The trade gap, although narrowing to $2.7 billion in 2012 – down from $3.1 billion in 2011 – remains huge, Hawkins said.
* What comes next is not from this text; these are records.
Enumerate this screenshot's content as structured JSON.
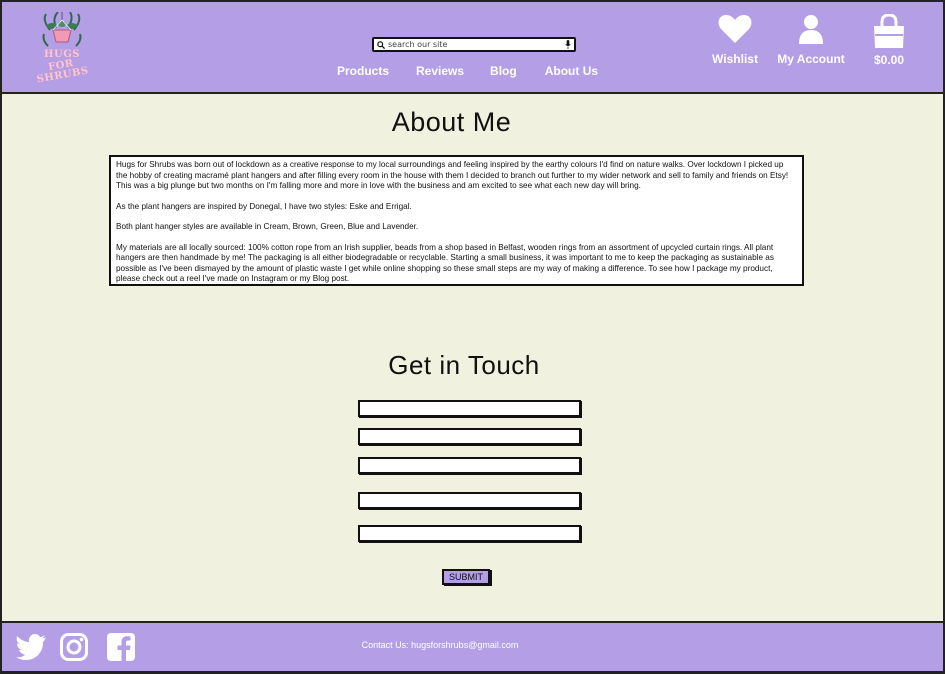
{
  "brand": {
    "logo_line1": "HUGS",
    "logo_line2": "FOR SHRUBS",
    "logo_icon": "hanging-plant-icon"
  },
  "colors": {
    "header_bg": "#b49ee6",
    "page_bg": "#f1f1df",
    "logo_pink": "#f7c9d6"
  },
  "search": {
    "placeholder": "search our site",
    "icon": "search-icon",
    "mic_icon": "microphone-icon"
  },
  "nav": {
    "items": [
      {
        "label": "Products"
      },
      {
        "label": "Reviews"
      },
      {
        "label": "Blog"
      },
      {
        "label": "About Us"
      }
    ]
  },
  "header_actions": {
    "wishlist": {
      "label": "Wishlist",
      "icon": "heart-icon"
    },
    "account": {
      "label": "My Account",
      "icon": "user-icon"
    },
    "cart": {
      "label": "$0.00",
      "icon": "shopping-bag-icon"
    }
  },
  "about": {
    "title": "About Me",
    "paragraphs": [
      "Hugs for Shrubs was born out of lockdown as a creative response to my local surroundings and feeling inspired by the earthy colours I'd find on nature walks. Over lockdown I picked up  the hobby of creating macramé plant hangers and after filling every room in the house with them I decided to branch out further to my wider network and sell to family and friends on Etsy! This was a big plunge but two months on I'm falling more and more in love with the business and am excited to see what each new day will bring.",
      "As the plant hangers are inspired by Donegal, I have two styles: Eske and Errigal.",
      "Both plant hanger styles are available in Cream, Brown, Green, Blue and Lavender.",
      "My materials are all locally sourced: 100% cotton rope from an Irish supplier, beads from a shop based in Belfast, wooden rings from an assortment of upcycled curtain rings. All plant hangers are then handmade by me! The packaging is all either biodegradable or recyclable. Starting a small business, it was important to me to keep the packaging as sustainable as possible as I've been dismayed by the amount of plastic waste I get while online shopping so these small steps are my way of making a difference. To see how I package my product, please check out a reel I've made on Instagram or my Blog post."
    ]
  },
  "contact": {
    "title": "Get in Touch",
    "fields": [
      "",
      "",
      "",
      "",
      ""
    ],
    "submit_label": "SUBMIT"
  },
  "footer": {
    "contact_text": "Contact Us: hugsforshrubs@gmail.com",
    "social": [
      "twitter-icon",
      "instagram-icon",
      "facebook-icon"
    ]
  }
}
The country is a serial over-consumer (90 percent of GDP) so that demand spills over into imports.

Zimbabwe has become “a high-cost, low-productivity economy that attracts imports and undermines export competitiveness,” he said.

Since 2009, Zimbabwe has run up a cumulative balance-of-payments deficit of about $11.6 billion.

More than half has been covered by net capital inflows, a quarter in unrecorded inflows and the balance further built-up in arrears, now totalling about $7.5 billion, Hawkins said.

Seven primary products, dominated by precious and semi-precious metals, contributed two-thirds of exports, he said.

Tobacco, platinum, diamonds and gold account for close to 60 percent of exports.

“This highlights just how vulnerable the economy is to commodity price fluctuations, especially those for gold, platinum and diamonds, where Zimbabwe is a volume producer of low-quality gems,” Hawkins said in the AllAfrica report.